Methods This was a nonrandomized prospective study exam-
ining morbidly obese Japanese patients undergoing LSG.
Serial measurements of leptin, adiponectin, bile acids, fibro-
blast growth factor (FGF)-19, and inflammatory markers were
performed preoperatively and 1 and 6 months after LSG.
Results The study included ten patients (five females) with a
mean age of 48.8 years and BMI 40.9 kg/m
. At baseline, 90%
of the patients had T2DM, 70% had dyslipidemia, and 90%
had hypertension. Patients lost 5.1 kg/m
BMI at 1 month and
BMI at 6 months. The leptin levels sharply de-
creased, and FGF-19 increased significantly as early as
1 month postoperatively. Adiponectin levels showed an in-
creasing trend at 1 month and a significant increase at
6 months. A significant decrease in high-sensitivity CRP
and plasminogen activator inhibitor-1 was observed at

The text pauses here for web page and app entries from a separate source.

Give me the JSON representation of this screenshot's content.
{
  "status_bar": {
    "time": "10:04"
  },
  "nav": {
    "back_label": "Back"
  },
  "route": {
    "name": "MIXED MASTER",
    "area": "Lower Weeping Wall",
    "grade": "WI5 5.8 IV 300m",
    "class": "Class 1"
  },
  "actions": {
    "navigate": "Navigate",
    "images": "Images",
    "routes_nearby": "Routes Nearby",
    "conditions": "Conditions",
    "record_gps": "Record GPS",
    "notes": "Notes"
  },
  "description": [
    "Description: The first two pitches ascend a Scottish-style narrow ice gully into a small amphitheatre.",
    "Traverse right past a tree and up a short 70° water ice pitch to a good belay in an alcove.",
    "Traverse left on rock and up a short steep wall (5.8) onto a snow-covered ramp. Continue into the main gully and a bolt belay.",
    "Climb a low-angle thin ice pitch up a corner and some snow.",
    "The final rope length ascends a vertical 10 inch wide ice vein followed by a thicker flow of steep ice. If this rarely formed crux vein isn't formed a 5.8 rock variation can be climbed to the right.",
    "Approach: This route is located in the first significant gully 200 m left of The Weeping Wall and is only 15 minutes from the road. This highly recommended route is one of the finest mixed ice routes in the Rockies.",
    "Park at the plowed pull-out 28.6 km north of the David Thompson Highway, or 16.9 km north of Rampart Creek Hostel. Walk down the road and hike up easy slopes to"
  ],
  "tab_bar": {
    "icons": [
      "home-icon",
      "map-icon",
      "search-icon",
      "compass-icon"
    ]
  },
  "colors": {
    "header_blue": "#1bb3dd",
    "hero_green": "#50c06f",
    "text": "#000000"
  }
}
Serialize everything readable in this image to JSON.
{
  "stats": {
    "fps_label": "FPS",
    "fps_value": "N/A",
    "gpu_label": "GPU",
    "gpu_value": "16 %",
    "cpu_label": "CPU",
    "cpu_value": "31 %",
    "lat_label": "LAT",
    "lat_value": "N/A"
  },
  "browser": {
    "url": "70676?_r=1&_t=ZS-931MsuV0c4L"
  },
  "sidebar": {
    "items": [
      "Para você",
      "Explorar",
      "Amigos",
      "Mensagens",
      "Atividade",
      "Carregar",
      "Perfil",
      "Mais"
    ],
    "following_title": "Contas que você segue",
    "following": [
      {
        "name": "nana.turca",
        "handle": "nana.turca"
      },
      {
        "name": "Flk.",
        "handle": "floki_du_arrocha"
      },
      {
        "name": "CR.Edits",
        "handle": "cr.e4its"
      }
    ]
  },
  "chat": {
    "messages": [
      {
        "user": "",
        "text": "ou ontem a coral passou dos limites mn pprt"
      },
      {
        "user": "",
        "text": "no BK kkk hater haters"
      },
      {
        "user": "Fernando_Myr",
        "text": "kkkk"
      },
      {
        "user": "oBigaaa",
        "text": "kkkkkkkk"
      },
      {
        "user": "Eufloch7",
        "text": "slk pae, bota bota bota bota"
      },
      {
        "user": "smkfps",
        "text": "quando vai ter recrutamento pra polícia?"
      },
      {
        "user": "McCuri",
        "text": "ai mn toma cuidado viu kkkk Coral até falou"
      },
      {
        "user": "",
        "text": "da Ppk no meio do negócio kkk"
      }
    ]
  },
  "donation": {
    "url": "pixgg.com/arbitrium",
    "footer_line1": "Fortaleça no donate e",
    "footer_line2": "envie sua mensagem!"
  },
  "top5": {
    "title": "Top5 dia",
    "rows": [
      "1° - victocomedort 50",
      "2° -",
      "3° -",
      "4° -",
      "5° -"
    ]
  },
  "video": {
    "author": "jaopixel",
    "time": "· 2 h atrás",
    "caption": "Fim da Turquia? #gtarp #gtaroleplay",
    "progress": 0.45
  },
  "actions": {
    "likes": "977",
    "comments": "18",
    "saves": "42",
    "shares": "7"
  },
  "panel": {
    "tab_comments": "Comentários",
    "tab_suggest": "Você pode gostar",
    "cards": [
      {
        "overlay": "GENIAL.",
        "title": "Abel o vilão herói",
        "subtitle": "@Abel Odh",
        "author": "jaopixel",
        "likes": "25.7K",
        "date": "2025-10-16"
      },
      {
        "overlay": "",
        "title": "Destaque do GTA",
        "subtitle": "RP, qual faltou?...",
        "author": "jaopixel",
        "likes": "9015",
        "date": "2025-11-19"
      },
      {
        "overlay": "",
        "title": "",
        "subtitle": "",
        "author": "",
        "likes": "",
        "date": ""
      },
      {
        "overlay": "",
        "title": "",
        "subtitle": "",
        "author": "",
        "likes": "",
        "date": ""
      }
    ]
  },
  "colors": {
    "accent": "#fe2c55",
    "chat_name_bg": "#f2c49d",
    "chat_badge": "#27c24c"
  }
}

6 months. No significant changes were observed in interleukin
(IL)-6, IL-8, tumor necrosis factor-α, serum amyloid A pro-
tein, or monocyte chemotactic protein-1 throughout the study.
Conclusions LSG improved the secretion of adipocytokines,
increased FGF-19 secretion soon after surgery, and slowly
ameliorated inflammation related to obesity through signifi-
cant weight loss.
Keywords Sleeve gastrectomy
The pathophysiology of obesity is multi-factorial.
Adipocytokines released by macrophages and adipocytes play
an important role in the pathogenesis of obesity and metabolic
complications. Changes in weight and fat mass affect
adiponectin and leptin metabolism. While an increase in
adiponectin and a decrease in leptin accompanying weight
loss have been reported, the temporal pattern of these changes
after bariatric surgery has not been well investigated [1–5].
Many studies have also implicated chronic low-grade in-
flammation in the relationship between obesity and metabolic
complications [6, 7]. This inflammation is mediated by innate
immune system activation in adipose tissue, which promotes
an increase in the production and release of pro-inflammatory
cytokines . Bariatric surgery decreases CVD risk factors by
reducing adipose tissue mass and causing improvements in the
inflammatory milieu . There is limited information regard-
ing the early changes in chronic low-grade inflammation after
a sleeve gastrectomy. Recent work in both clinical studies and
animal models points to bile acids (BAs) as key mediators in
the effects of bariatric surgery for obesity treatment .
Increased serum levels of BAs after Roux-en-Y gastric bypass
(RYGB) have been reported by multiple research groups [10,
11]. Gerhard et al. provided insights into one potential mech-
anism behind the metabolic benefits following RYGB that are
* Hideharu Shimizu
Department of Surgery, Tokyo Metropolitan Tama Medical Center,
2-8-29, Musashidai, Fuchu, Tokyo, Japan
Department of Endocrinology, Tokyo Metropolitan Tama Medical
Center, Fuchu, Tokyo 183-8524, Japan
OBES SURG (2017) 27:3223–3229